PROBLEM STATEMENT. Some lines of the records below include the word "legend". Report how many, and write nothing besides the number.

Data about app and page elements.
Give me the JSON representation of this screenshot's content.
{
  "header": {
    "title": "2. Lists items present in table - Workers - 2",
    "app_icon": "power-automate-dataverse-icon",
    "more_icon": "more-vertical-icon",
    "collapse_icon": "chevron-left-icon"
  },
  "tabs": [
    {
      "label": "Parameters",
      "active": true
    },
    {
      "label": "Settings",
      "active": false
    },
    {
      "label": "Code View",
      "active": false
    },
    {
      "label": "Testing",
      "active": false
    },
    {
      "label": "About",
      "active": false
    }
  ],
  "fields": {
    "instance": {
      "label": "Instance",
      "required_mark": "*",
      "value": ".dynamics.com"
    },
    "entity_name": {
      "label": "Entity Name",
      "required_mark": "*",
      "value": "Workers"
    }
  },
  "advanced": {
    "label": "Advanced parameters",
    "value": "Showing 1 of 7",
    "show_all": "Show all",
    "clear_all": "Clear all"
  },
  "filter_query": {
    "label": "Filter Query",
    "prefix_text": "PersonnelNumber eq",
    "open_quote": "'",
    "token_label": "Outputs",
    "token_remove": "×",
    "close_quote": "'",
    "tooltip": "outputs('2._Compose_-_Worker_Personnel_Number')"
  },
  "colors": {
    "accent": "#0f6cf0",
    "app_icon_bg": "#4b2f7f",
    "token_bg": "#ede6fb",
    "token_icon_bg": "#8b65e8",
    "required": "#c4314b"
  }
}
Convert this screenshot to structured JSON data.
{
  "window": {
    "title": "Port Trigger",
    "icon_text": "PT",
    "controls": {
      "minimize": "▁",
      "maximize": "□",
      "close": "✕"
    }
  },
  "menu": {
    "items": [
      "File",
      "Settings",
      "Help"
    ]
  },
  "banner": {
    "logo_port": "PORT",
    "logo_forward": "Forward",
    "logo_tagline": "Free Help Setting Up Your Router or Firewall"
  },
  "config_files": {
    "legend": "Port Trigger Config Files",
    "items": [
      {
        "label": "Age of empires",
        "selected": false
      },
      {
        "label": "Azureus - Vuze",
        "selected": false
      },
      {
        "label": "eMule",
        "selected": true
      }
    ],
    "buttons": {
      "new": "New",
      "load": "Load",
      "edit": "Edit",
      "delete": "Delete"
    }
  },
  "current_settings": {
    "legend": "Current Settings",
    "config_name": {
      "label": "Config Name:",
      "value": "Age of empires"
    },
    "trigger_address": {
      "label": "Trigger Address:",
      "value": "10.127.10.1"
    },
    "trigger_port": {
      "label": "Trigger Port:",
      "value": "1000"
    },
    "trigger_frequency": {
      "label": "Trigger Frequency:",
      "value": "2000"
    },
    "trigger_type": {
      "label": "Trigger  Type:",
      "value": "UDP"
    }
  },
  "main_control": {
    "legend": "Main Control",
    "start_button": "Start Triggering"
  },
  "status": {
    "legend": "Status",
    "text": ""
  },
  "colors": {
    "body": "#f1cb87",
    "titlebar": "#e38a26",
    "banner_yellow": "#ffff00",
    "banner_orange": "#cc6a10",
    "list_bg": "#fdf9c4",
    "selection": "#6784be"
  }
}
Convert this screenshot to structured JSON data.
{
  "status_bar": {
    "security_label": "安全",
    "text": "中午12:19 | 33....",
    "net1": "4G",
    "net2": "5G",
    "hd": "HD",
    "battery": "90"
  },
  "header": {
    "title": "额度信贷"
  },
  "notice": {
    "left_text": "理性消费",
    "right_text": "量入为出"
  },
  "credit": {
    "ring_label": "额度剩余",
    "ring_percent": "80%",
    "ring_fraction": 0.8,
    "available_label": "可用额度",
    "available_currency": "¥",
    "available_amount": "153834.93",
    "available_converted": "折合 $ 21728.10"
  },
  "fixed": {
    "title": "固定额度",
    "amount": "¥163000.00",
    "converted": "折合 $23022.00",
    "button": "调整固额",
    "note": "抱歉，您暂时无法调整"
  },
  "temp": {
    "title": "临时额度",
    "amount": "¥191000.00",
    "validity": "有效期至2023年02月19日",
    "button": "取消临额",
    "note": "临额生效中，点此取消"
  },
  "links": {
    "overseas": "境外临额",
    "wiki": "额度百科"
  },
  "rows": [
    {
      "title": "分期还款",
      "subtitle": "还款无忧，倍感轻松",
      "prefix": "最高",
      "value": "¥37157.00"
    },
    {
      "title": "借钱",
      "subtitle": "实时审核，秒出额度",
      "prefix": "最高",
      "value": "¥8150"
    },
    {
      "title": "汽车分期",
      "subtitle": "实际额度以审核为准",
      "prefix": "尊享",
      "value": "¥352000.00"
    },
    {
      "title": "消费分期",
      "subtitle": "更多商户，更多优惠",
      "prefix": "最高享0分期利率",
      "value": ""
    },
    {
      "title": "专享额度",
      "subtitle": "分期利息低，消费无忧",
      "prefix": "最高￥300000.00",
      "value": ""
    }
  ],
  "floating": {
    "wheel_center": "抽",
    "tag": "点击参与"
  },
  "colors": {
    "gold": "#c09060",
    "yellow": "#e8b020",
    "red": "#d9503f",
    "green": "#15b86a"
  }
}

EXERCISE OUTPUT. 4